In the Evening (When the Sun Goes Down)

Once again, I’ve known this so long that I don’t remember where I first heard it, but I do know where I learned the lyrics: out of Pete Seeger’s Bells of Rhymney songbook. Pete only occasionally played blues — he had a blues banjo solo that he tended to recycle as needed — but he loved the form and was friends with quite a few major blues artists, including Big Bill Broonzy, who was his source for this one. Since I got it from Pete, I associated it with Broonzy, and it was probably another dozen years before I heard Leroy Carr’s original, and at least a dozen more before I realized how important Carr was, or how big a hit he had with “When the Sun Goes Down” (which was the original title).

Quite simply, Carr was the most influential male blues singer of the 1920s, ’30s, ’40s, and arguably on into the ’50s and ’60s. His influence extended to the most isolated rural areas and the most sophisticated urban settings: from Broonzy, Lead Belly, and Robert Johnson to Muddy Waters and Howlin’ Wolf (both of whom recalled Leroy_CarrCarr’s “How Long–How Long” as their first song), it is hard to come up with male blues singers who did not perform his pieces, but his influence went far beyond blues. “When the Sun Goes Down” was recorded by the Ink Spots, Count Basie, Ella Fitzgerald, and later by Ray Charles and Sam Cooke, and numerous gospel singers also trained on Carr’s records. Not to mention Pete Seeger.
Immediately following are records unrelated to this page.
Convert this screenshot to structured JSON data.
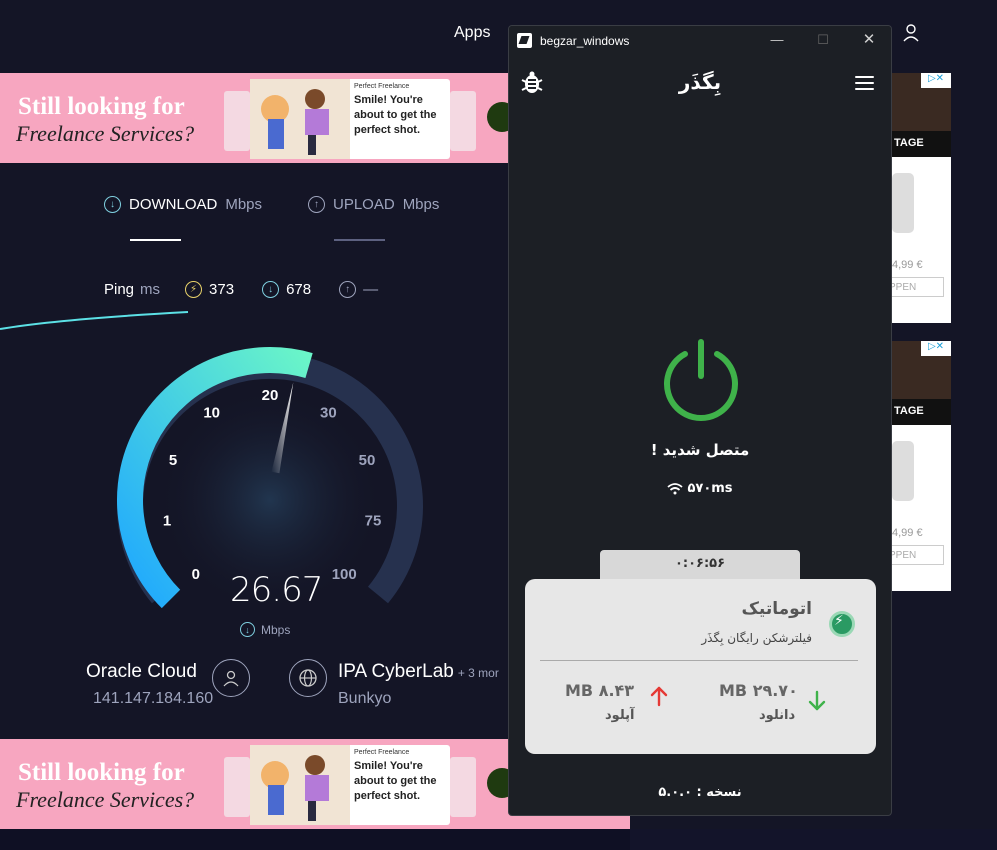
{
  "browser": {
    "apps_label": "Apps"
  },
  "ads": {
    "headline1": "Still looking for",
    "headline2": "Freelance Services?",
    "card_brand": "Perfect Freelance",
    "card_message": "Smile! You're about to get the perfect shot.",
    "side_label": "TAGE",
    "side_price": "4,99 €",
    "side_button": "PPEN"
  },
  "speedtest": {
    "tabs": [
      {
        "label": "DOWNLOAD",
        "unit": "Mbps"
      },
      {
        "label": "UPLOAD",
        "unit": "Mbps"
      }
    ],
    "ping_label": "Ping",
    "ping_unit": "ms",
    "ping_value": "373",
    "download_ping": "678",
    "upload_ping": "—",
    "gauge_ticks": [
      "0",
      "1",
      "5",
      "10",
      "20",
      "30",
      "50",
      "75",
      "100"
    ],
    "readout": "26.67",
    "readout_unit": "Mbps",
    "gauge_value_fraction": 0.56,
    "provider_name": "Oracle Cloud",
    "provider_ip": "141.147.184.160",
    "server_name": "IPA CyberLab",
    "server_more": "+ 3 mor",
    "server_location": "Bunkyo"
  },
  "window": {
    "title": "begzar_windows",
    "min_icon": "—",
    "max_icon": "☐",
    "close_icon": "✕"
  },
  "app": {
    "title": "بِگذَر",
    "status": "متصل شدید !",
    "ping": "۵۷۰ms",
    "timer": "۰:۰۶:۵۶",
    "card_title": "اتوماتیک",
    "card_subtitle": "فیلترشکن رایگان بِگذَر",
    "download_value": "MB ۲۹.۷۰",
    "download_label": "دانلود",
    "upload_value": "MB ۸.۴۳",
    "upload_label": "آپلود",
    "version": "نسخه : ۵.۰.۰",
    "accent_color": "#3fb24a"
  }
}
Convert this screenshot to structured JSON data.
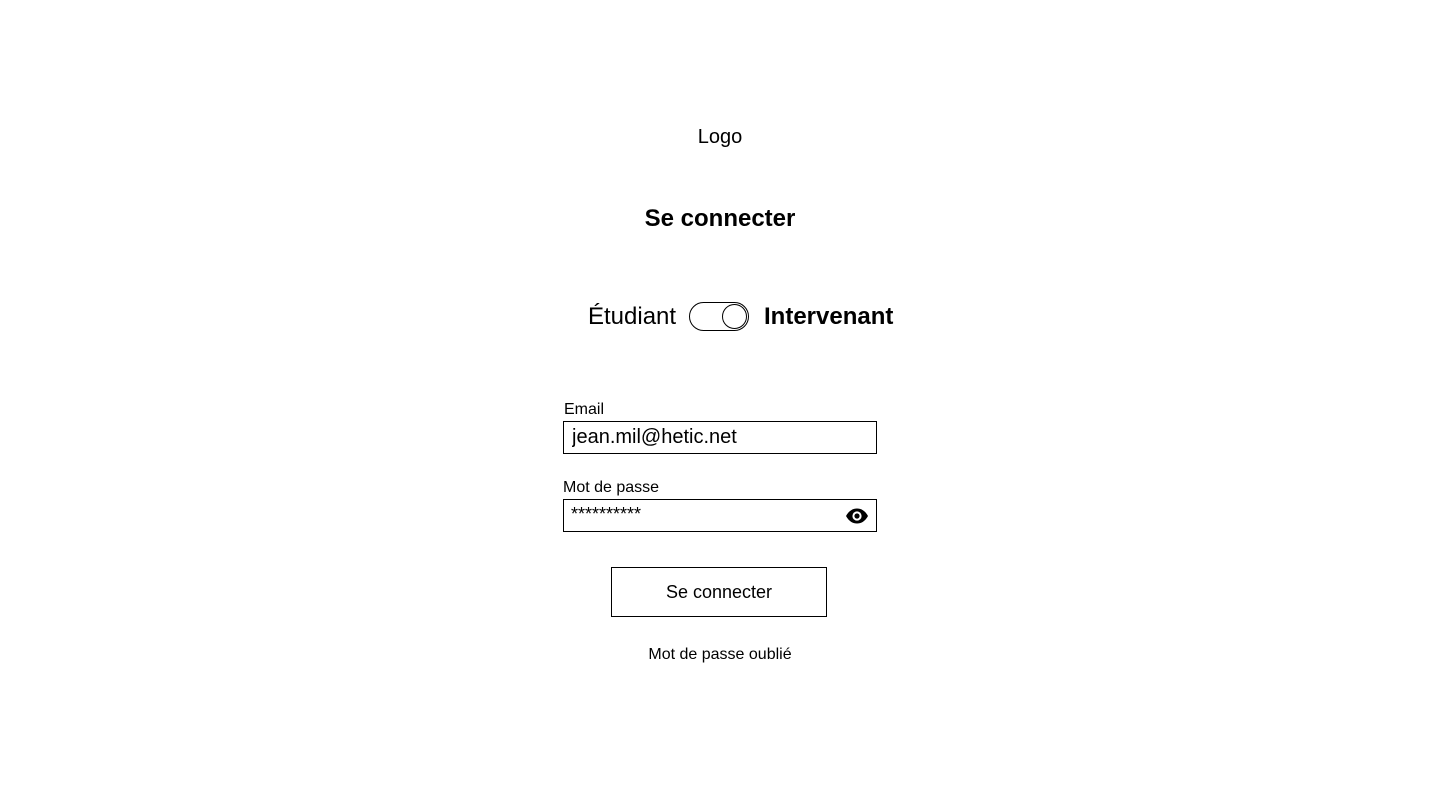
{
  "logo": "Logo",
  "title": "Se connecter",
  "role_toggle": {
    "left_label": "Étudiant",
    "right_label": "Intervenant",
    "selected": "Intervenant"
  },
  "email": {
    "label": "Email",
    "value": "jean.mil@hetic.net"
  },
  "password": {
    "label": "Mot de passe",
    "value": "**********",
    "toggle_icon": "eye-icon"
  },
  "submit_label": "Se connecter",
  "forgot_password": "Mot de passe oublié"
}
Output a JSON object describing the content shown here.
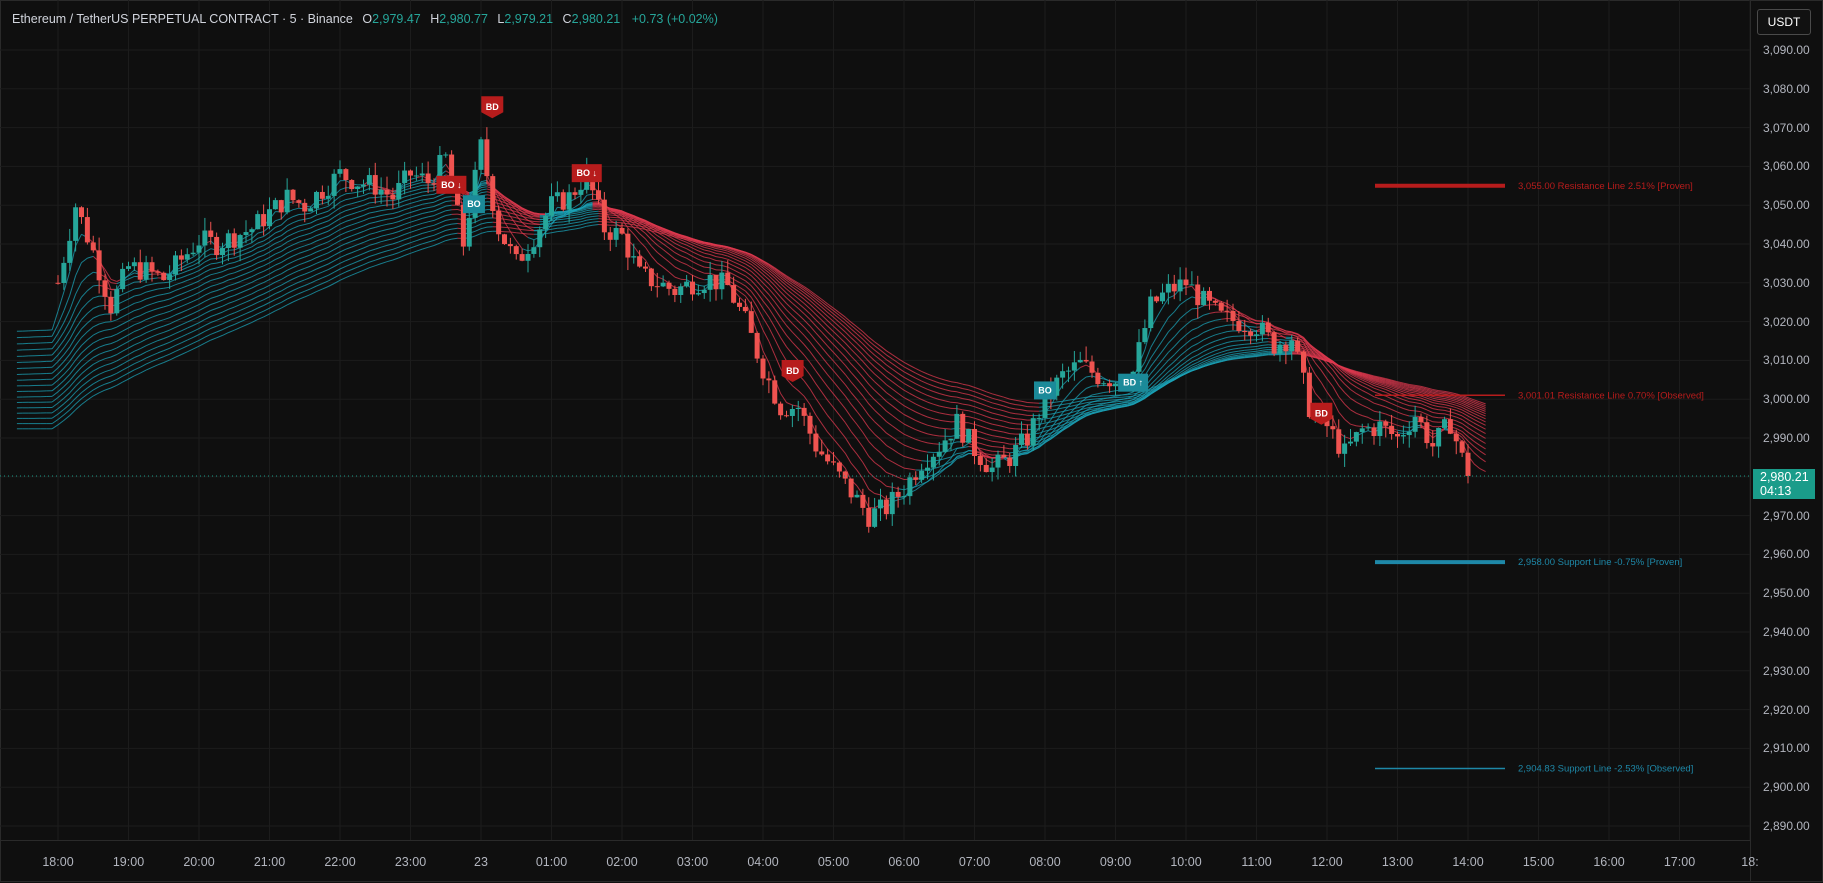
{
  "header": {
    "symbol": "Ethereum / TetherUS PERPETUAL CONTRACT · 5 · Binance",
    "o_label": "O",
    "o_value": "2,979.47",
    "h_label": "H",
    "h_value": "2,980.77",
    "l_label": "L",
    "l_value": "2,979.21",
    "c_label": "C",
    "c_value": "2,980.21",
    "change": "+0.73 (+0.02%)"
  },
  "currency_button": "USDT",
  "last_price": {
    "price": "2,980.21",
    "countdown": "04:13",
    "value": 2980.21,
    "color": "#1a9c8a"
  },
  "colors": {
    "bull": "#26a69a",
    "bear": "#ef5350",
    "ribbon_up": "#1ba3b8",
    "ribbon_down": "#e0394f",
    "resistance": "#b71c1c",
    "support": "#1e88a8"
  },
  "price_axis": {
    "labels": [
      "3,090.00",
      "3,080.00",
      "3,070.00",
      "3,060.00",
      "3,050.00",
      "3,040.00",
      "3,030.00",
      "3,020.00",
      "3,010.00",
      "3,000.00",
      "2,990.00",
      "2,970.00",
      "2,960.00",
      "2,950.00",
      "2,940.00",
      "2,930.00",
      "2,920.00",
      "2,910.00",
      "2,900.00",
      "2,890.00"
    ],
    "values": [
      3090,
      3080,
      3070,
      3060,
      3050,
      3040,
      3030,
      3020,
      3010,
      3000,
      2990,
      2970,
      2960,
      2950,
      2940,
      2930,
      2920,
      2910,
      2900,
      2890
    ]
  },
  "time_axis": {
    "labels": [
      "18:00",
      "19:00",
      "20:00",
      "21:00",
      "22:00",
      "23:00",
      "23",
      "01:00",
      "02:00",
      "03:00",
      "04:00",
      "05:00",
      "06:00",
      "07:00",
      "08:00",
      "09:00",
      "10:00",
      "11:00",
      "12:00",
      "13:00",
      "14:00",
      "15:00",
      "16:00",
      "17:00",
      "18:"
    ],
    "hours": [
      0,
      1,
      2,
      3,
      4,
      5,
      6,
      7,
      8,
      9,
      10,
      11,
      12,
      13,
      14,
      15,
      16,
      17,
      18,
      19,
      20,
      21,
      22,
      23,
      24
    ]
  },
  "levels": [
    {
      "price": 3055.0,
      "label": "3,055.00 Resistance Line 2.51% [Proven]",
      "kind": "resistance",
      "style": "proven"
    },
    {
      "price": 3001.01,
      "label": "3,001.01 Resistance Line 0.70% [Observed]",
      "kind": "resistance",
      "style": "observed"
    },
    {
      "price": 2958.0,
      "label": "2,958.00 Support Line -0.75% [Proven]",
      "kind": "support",
      "style": "proven"
    },
    {
      "price": 2904.83,
      "label": "2,904.83 Support Line -2.53% [Observed]",
      "kind": "support",
      "style": "observed"
    }
  ],
  "signals": [
    {
      "text": "BD",
      "hour": 6.16,
      "price": 3075,
      "kind": "bear",
      "shape": "flag"
    },
    {
      "text": "BO ↓",
      "hour": 7.5,
      "price": 3058,
      "kind": "bear",
      "shape": "box"
    },
    {
      "text": "BO ↓",
      "hour": 5.58,
      "price": 3055,
      "kind": "bear",
      "shape": "box"
    },
    {
      "text": "BO",
      "hour": 5.9,
      "price": 3050,
      "kind": "bull",
      "shape": "box"
    },
    {
      "text": "BD",
      "hour": 10.42,
      "price": 3007,
      "kind": "bear",
      "shape": "flag"
    },
    {
      "text": "BO",
      "hour": 14.0,
      "price": 3002,
      "kind": "bull",
      "shape": "box"
    },
    {
      "text": "BD ↑",
      "hour": 15.25,
      "price": 3004,
      "kind": "bull",
      "shape": "box"
    },
    {
      "text": "BD",
      "hour": 17.92,
      "price": 2996,
      "kind": "bear",
      "shape": "flag"
    }
  ],
  "chart_data": {
    "type": "candlestick",
    "bar_interval_minutes": 5,
    "x_unit": "hours after 18:00",
    "closes": [
      [
        0.0,
        3030
      ],
      [
        0.25,
        3050
      ],
      [
        0.5,
        3038
      ],
      [
        0.75,
        3024
      ],
      [
        1.0,
        3034
      ],
      [
        1.25,
        3033
      ],
      [
        1.5,
        3031
      ],
      [
        1.75,
        3036
      ],
      [
        2.0,
        3041
      ],
      [
        2.25,
        3040
      ],
      [
        2.5,
        3042
      ],
      [
        2.75,
        3044
      ],
      [
        3.0,
        3048
      ],
      [
        3.25,
        3052
      ],
      [
        3.5,
        3050
      ],
      [
        3.75,
        3054
      ],
      [
        4.0,
        3058
      ],
      [
        4.25,
        3056
      ],
      [
        4.5,
        3055
      ],
      [
        4.75,
        3052
      ],
      [
        5.0,
        3058
      ],
      [
        5.25,
        3056
      ],
      [
        5.5,
        3062
      ],
      [
        5.75,
        3040
      ],
      [
        6.0,
        3065
      ],
      [
        6.25,
        3044
      ],
      [
        6.5,
        3035
      ],
      [
        6.75,
        3042
      ],
      [
        7.0,
        3050
      ],
      [
        7.25,
        3052
      ],
      [
        7.5,
        3058
      ],
      [
        7.75,
        3044
      ],
      [
        8.0,
        3042
      ],
      [
        8.25,
        3032
      ],
      [
        8.5,
        3030
      ],
      [
        8.75,
        3028
      ],
      [
        9.0,
        3030
      ],
      [
        9.25,
        3031
      ],
      [
        9.5,
        3029
      ],
      [
        9.75,
        3020
      ],
      [
        10.0,
        3008
      ],
      [
        10.25,
        2998
      ],
      [
        10.5,
        2998
      ],
      [
        10.75,
        2988
      ],
      [
        11.0,
        2982
      ],
      [
        11.25,
        2976
      ],
      [
        11.5,
        2970
      ],
      [
        11.75,
        2972
      ],
      [
        12.0,
        2977
      ],
      [
        12.25,
        2984
      ],
      [
        12.5,
        2988
      ],
      [
        12.75,
        2994
      ],
      [
        13.0,
        2987
      ],
      [
        13.25,
        2982
      ],
      [
        13.5,
        2985
      ],
      [
        13.75,
        2990
      ],
      [
        14.0,
        3000
      ],
      [
        14.25,
        3006
      ],
      [
        14.5,
        3009
      ],
      [
        14.75,
        3006
      ],
      [
        15.0,
        3005
      ],
      [
        15.25,
        3007
      ],
      [
        15.5,
        3024
      ],
      [
        15.75,
        3028
      ],
      [
        16.0,
        3030
      ],
      [
        16.25,
        3025
      ],
      [
        16.5,
        3021
      ],
      [
        16.75,
        3020
      ],
      [
        17.0,
        3019
      ],
      [
        17.25,
        3014
      ],
      [
        17.5,
        3016
      ],
      [
        17.75,
        2998
      ],
      [
        18.0,
        2993
      ],
      [
        18.25,
        2986
      ],
      [
        18.5,
        2992
      ],
      [
        18.75,
        2993
      ],
      [
        19.0,
        2990
      ],
      [
        19.25,
        2996
      ],
      [
        19.5,
        2988
      ],
      [
        19.75,
        2994
      ],
      [
        20.0,
        2980
      ]
    ],
    "ylim": [
      2884,
      3096
    ],
    "xlim": [
      -0.6,
      24.3
    ],
    "last_close": 2980.21
  }
}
Carr’s genius was to blend the blues tradition with the new style of “crooning” pop vocals. Previous singers had needed to have loud voices to be heard in theaters or on street corners without amplification, but Carr was primarily a recording artist and his most popular songs were intimate ballads: “When the Sun Goes Down” followed “How Long–How Long,” “Midnight Hour Blues,” and “Blues Before Sunrise,” all moody, impressionistic pieces to be played in a quiet apartment or cabin, or on a barroom jukebox late at night. He also recorded plenty of rowdy, upbeat songs, some of which also became standards, including “Sloppy Drunk” and a series of songs about a beleaguered husband, such as “Papa Wants a Cookie” and “Papa’s on the Housetop.” But it was the ballads that were remembered, and this was one of his best–as well as becoming a pattern for numerous later songs, including Robert Johnson’s “Love in Vain,” which even mimicked the wordless, moaning break from Carr’s record.

I could go on and on about this — Carr is one of my passions — but just to show that I’m not alone: After I did my biography of Josh White, Society Blues, I was hired by Smithsonian/Folkways to write the notes for their Josh White CD, and mentioned Carr in those notes as the most influential male blues singer of the first half of the twentieth century. Kip Lornell, Lead Belly’s biographer and a very knowledgeable researcher, was assigned the task of fact-checking that booklet, and he called me up with a few questions and suggestions. I accepted most of them gratefully, but then he asked about my comment on Carr, suggesting it was a little over the top and I should tone it down to “one of the most influential.”

I said, “Sure, Kip, if you can come up with some others who were equally influential.”

There was a long pause… and then Kip said, “OK, I guess we’ll let that one stand.”